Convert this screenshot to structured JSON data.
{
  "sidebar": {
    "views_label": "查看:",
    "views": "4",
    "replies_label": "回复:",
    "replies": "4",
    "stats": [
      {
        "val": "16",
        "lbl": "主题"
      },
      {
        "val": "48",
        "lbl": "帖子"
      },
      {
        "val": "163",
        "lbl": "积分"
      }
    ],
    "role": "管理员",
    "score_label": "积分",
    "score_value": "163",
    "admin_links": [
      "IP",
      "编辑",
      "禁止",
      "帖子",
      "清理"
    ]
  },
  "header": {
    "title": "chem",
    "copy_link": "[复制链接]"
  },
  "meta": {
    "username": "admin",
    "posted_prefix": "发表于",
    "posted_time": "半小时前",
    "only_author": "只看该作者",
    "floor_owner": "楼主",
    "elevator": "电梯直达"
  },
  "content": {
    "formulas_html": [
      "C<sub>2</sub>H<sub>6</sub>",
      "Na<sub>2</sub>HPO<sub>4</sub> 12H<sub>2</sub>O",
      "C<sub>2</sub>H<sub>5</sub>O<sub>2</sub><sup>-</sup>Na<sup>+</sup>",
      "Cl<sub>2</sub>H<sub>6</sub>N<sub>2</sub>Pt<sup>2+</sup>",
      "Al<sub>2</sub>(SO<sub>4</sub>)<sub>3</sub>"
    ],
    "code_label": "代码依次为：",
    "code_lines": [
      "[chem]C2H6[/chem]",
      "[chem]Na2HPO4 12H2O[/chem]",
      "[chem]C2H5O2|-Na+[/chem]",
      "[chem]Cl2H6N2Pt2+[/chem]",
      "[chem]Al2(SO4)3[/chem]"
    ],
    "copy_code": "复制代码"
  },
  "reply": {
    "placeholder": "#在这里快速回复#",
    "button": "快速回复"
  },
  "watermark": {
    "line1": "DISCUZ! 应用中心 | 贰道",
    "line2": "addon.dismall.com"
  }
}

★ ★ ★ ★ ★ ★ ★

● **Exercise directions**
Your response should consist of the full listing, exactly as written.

● **Solution**
Convert this screenshot to structured JSON data.
{
  "sidebar": {
    "views_label": "查看:",
    "views": "4",
    "replies_label": "回复:",
    "replies": "4",
    "stats": [
      {
        "val": "16",
        "lbl": "主题"
      },
      {
        "val": "48",
        "lbl": "帖子"
      },
      {
        "val": "163",
        "lbl": "积分"
      }
    ],
    "role": "管理员",
    "score_label": "积分",
    "score_value": "163",
    "admin_links": [
      "IP",
      "编辑",
      "禁止",
      "帖子",
      "清理"
    ]
  },
  "header": {
    "title": "chem",
    "copy_link": "[复制链接]"
  },
  "meta": {
    "username": "admin",
    "posted_prefix": "发表于",
    "posted_time": "半小时前",
    "only_author": "只看该作者",
    "floor_owner": "楼主",
    "elevator": "电梯直达"
  },
  "content": {
    "formulas_html": [
      "C<sub>2</sub>H<sub>6</sub>",
      "Na<sub>2</sub>HPO<sub>4</sub> 12H<sub>2</sub>O",
      "C<sub>2</sub>H<sub>5</sub>O<sub>2</sub><sup>-</sup>Na<sup>+</sup>",
      "Cl<sub>2</sub>H<sub>6</sub>N<sub>2</sub>Pt<sup>2+</sup>",
      "Al<sub>2</sub>(SO<sub>4</sub>)<sub>3</sub>"
    ],
    "code_label": "代码依次为：",
    "code_lines": [
      "[chem]C2H6[/chem]",
      "[chem]Na2HPO4 12H2O[/chem]",
      "[chem]C2H5O2|-Na+[/chem]",
      "[chem]Cl2H6N2Pt2+[/chem]",
      "[chem]Al2(SO4)3[/chem]"
    ],
    "copy_code": "复制代码"
  },
  "reply": {
    "placeholder": "#在这里快速回复#",
    "button": "快速回复"
  },
  "watermark": {
    "line1": "DISCUZ! 应用中心 | 贰道",
    "line2": "addon.dismall.com"
  }
}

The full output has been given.